(Web page and app entries)

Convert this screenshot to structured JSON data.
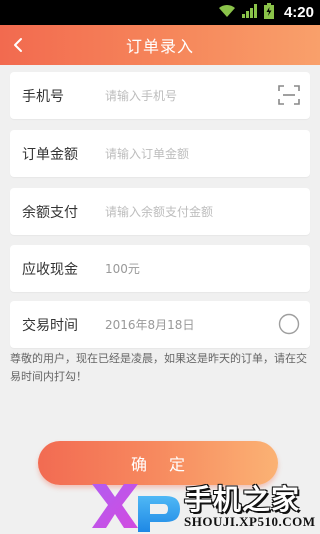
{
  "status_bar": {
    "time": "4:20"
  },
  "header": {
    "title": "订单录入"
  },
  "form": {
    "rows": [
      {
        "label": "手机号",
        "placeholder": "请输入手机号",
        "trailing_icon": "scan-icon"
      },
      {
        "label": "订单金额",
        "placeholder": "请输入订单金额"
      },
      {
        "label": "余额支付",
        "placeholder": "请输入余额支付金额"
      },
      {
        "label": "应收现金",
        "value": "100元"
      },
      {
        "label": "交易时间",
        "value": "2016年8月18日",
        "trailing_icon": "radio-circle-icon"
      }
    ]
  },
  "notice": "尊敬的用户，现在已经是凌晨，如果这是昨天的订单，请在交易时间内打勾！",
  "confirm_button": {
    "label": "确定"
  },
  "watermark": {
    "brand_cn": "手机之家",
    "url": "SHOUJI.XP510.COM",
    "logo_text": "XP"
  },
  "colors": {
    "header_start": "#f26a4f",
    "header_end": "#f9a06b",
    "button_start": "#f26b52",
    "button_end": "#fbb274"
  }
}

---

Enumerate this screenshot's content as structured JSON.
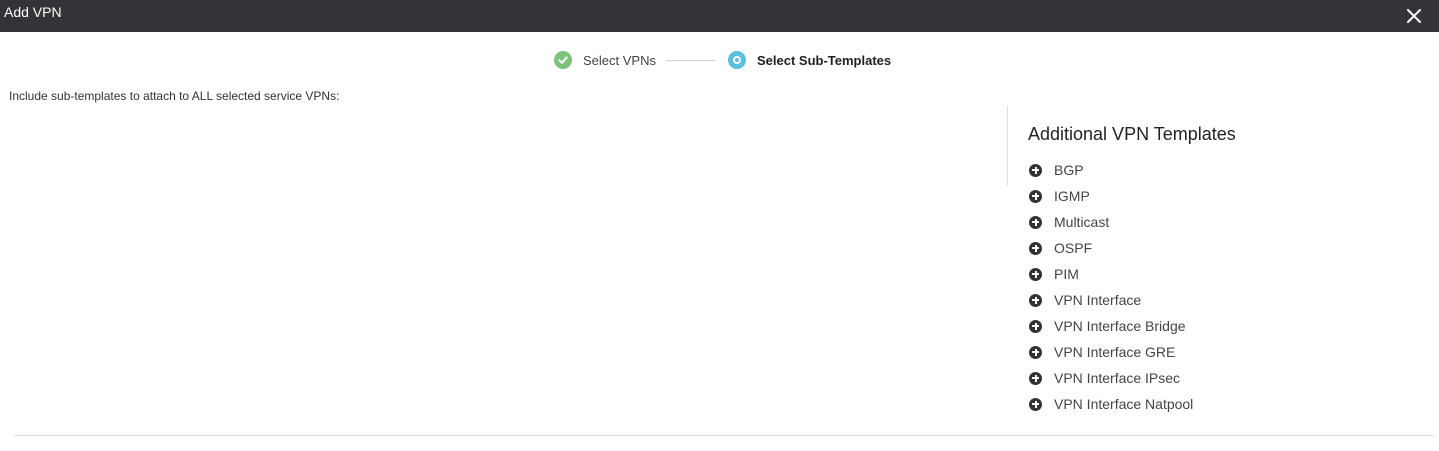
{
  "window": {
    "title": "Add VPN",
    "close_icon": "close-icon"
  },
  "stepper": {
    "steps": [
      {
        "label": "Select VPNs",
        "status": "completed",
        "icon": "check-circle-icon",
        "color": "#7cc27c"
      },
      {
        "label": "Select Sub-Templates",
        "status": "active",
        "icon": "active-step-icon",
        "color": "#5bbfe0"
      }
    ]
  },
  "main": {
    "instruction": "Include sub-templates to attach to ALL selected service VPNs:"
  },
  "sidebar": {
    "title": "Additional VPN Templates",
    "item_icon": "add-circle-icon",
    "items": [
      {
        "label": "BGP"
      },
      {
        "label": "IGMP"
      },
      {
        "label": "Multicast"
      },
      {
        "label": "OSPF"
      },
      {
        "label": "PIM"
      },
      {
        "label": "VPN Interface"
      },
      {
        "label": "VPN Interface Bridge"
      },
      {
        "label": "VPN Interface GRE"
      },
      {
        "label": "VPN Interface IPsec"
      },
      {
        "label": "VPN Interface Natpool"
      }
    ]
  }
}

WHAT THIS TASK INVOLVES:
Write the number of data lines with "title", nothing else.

YOUR SOLUTION:
3